The current regime's record on protection of Christians has been reactive at best. Proselytism is banned in Egypt, as well as conversion from Islam to Christianity. Once born a Muslim, one is always a Muslim under state law.
Social discrimination against Christians is widespread, despite several Christians holding high-ranking positions in the Mubarak regime. Egypt's state does not care for its Christian population beyond appeasing them when either violence against them or international condemnation reaches a critical point. The worst that could be said of the Brotherhood is that they would continue the status quo.
Finally, the Brotherhood does not love Israel. Yet this feeling is not unique to the Brotherhood—virtually all Egyptians have a distaste for the Jewish state and sympathize with the Palestinians. The Brotherhood's current position is that the peace treaty with Israel should be put forward as a referendum to the people. Given the past regime's rule by force, this policy would appeal to Egyptians, who had no say in the original signing of the peace treaty.
Yet although the post-Mubarak regime will have to grapple with the peace treaty, it is likely that the next leaders of Egypt will choose to preserve Egypt's relationship with Israel. The treaty has been institutionalized over the past three decades, and few want to re-initiate a potentially futile and devastating conflict with the regional military superpower. The Brotherhood are, if anything, dedicated pragmatists.
A Christian Response
The gospel demands us to view the Brotherhood differently than we might wish. The most basic desire of the Brotherhood is to be able to practice Islam as they want to without interference from the state.
Currently, the government has the ability to appoint many of the leaders of mosques, and regularly monitors and censors Islamic scholars and preachers. This type of control disgusts devout Muslims and raises a groundswell of support for the Brotherhood. This desire—that religion should be free from state control—is similar to American evangelicals' desire to protect their religious liberties against growing secular intolerance of genuine expressions of faith.
As the next Egyptian regime takes hold, the Muslim Brotherhood should be held accountable to its promises to provide religious liberty to all Egyptian citizens. Yet it would also make quite an impact—and make a statement about true Christlikeness—if American Christians refrained from knee-jerk criticism of the party.
Tolerance, as many evangelical leaders now stress, does not mean endorsing the views of others, but rather protecting their free expression. A new regime without the Brotherhood would be incomplete, and potentially futile to attempt.
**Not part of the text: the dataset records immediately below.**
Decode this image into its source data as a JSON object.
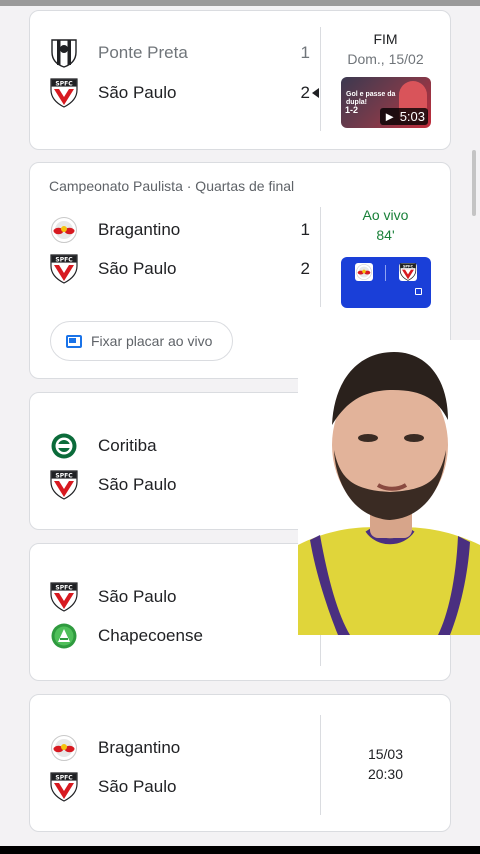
{
  "matches": [
    {
      "title": "",
      "home": {
        "name": "Ponte Preta",
        "score": "1",
        "crest": "ponte-preta-crest"
      },
      "away": {
        "name": "São Paulo",
        "score": "2",
        "crest": "sao-paulo-crest"
      },
      "status": {
        "line1": "FIM",
        "line2": "Dom., 15/02"
      },
      "video": {
        "title": "Gol e passe da dupla!",
        "score": "1-2",
        "duration": "5:03"
      }
    },
    {
      "title": "Campeonato Paulista · Quartas de final",
      "home": {
        "name": "Bragantino",
        "score": "1",
        "crest": "bragantino-crest"
      },
      "away": {
        "name": "São Paulo",
        "score": "2",
        "crest": "sao-paulo-crest"
      },
      "status": {
        "line1": "Ao vivo",
        "line2": "84'"
      },
      "pin_label": "Fixar placar ao vivo"
    },
    {
      "home": {
        "name": "Coritiba",
        "crest": "coritiba-crest"
      },
      "away": {
        "name": "São Paulo",
        "crest": "sao-paulo-crest"
      }
    },
    {
      "home": {
        "name": "São Paulo",
        "crest": "sao-paulo-crest"
      },
      "away": {
        "name": "Chapecoense",
        "crest": "chapecoense-crest"
      }
    },
    {
      "home": {
        "name": "Bragantino",
        "crest": "bragantino-crest"
      },
      "away": {
        "name": "São Paulo",
        "crest": "sao-paulo-crest"
      },
      "status": {
        "line1": "15/03",
        "line2": "20:30"
      }
    }
  ],
  "colors": {
    "live": "#188038",
    "accent": "#1a73e8",
    "sao_paulo_red": "#d71920",
    "video_blue": "#1a3fd8"
  }
}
The church has a golden opportunity—if it so chooses—to reach across the cultural and religious divide to show support for a party that has tried, admittedly imperfectly, to embrace democracy while maintaining their faith.
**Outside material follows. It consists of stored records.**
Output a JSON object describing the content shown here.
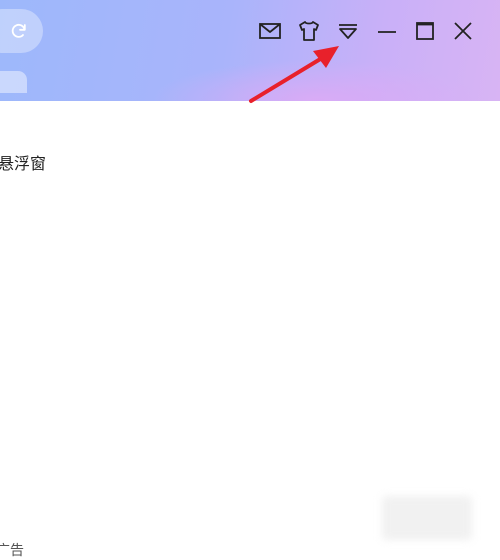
{
  "titlebar": {
    "buttons": {
      "mail": "mail-icon",
      "skin": "tshirt-icon",
      "menu": "menu-dropdown-icon",
      "minimize": "minimize-icon",
      "maximize": "maximize-icon",
      "close": "close-icon"
    },
    "refresh": "refresh-icon"
  },
  "annotation": {
    "arrow_color": "#e8212b"
  },
  "content": {
    "label": "悬浮窗",
    "bottom_text": "广告"
  }
}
Bob Kubinec is a consultant who lives in Washington, D.C. He has studied and done research on religious and political issues in Egypt and Jordan, and has an M.A. in Middle East Studies from George Washington University.
"Speaking Out" is Christianity Today's guest opinion column and (unlike an editorial) does not necessarily represent the opinion of the publication.
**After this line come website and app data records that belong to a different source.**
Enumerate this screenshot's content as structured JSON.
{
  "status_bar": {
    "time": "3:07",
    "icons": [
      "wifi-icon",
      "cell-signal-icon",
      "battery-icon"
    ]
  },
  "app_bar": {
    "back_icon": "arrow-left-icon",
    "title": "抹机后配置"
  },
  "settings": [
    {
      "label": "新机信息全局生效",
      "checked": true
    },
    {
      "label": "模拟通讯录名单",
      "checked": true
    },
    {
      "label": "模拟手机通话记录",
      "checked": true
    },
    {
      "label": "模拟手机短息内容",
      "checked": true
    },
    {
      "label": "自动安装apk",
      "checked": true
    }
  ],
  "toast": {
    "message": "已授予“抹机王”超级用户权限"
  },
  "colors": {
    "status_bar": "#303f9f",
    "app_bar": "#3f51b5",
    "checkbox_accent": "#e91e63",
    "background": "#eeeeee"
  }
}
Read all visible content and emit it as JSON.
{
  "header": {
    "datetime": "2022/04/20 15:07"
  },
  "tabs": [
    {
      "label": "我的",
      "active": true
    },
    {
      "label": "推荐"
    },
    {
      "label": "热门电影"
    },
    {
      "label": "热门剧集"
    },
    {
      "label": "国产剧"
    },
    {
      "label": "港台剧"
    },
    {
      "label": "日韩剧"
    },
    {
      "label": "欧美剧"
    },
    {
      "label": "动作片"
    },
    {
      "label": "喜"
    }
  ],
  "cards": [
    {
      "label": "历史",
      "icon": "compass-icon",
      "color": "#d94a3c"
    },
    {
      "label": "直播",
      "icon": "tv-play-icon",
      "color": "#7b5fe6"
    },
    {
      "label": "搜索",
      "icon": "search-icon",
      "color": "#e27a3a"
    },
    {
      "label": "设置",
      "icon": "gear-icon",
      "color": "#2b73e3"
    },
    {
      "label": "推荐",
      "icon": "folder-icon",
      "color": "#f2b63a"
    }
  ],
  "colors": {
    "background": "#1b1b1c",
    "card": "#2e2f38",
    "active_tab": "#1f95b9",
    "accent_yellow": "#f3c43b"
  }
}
Copyright © 2011 Christianity Today. Click for reprint information.
CT also has a special section on Egypt.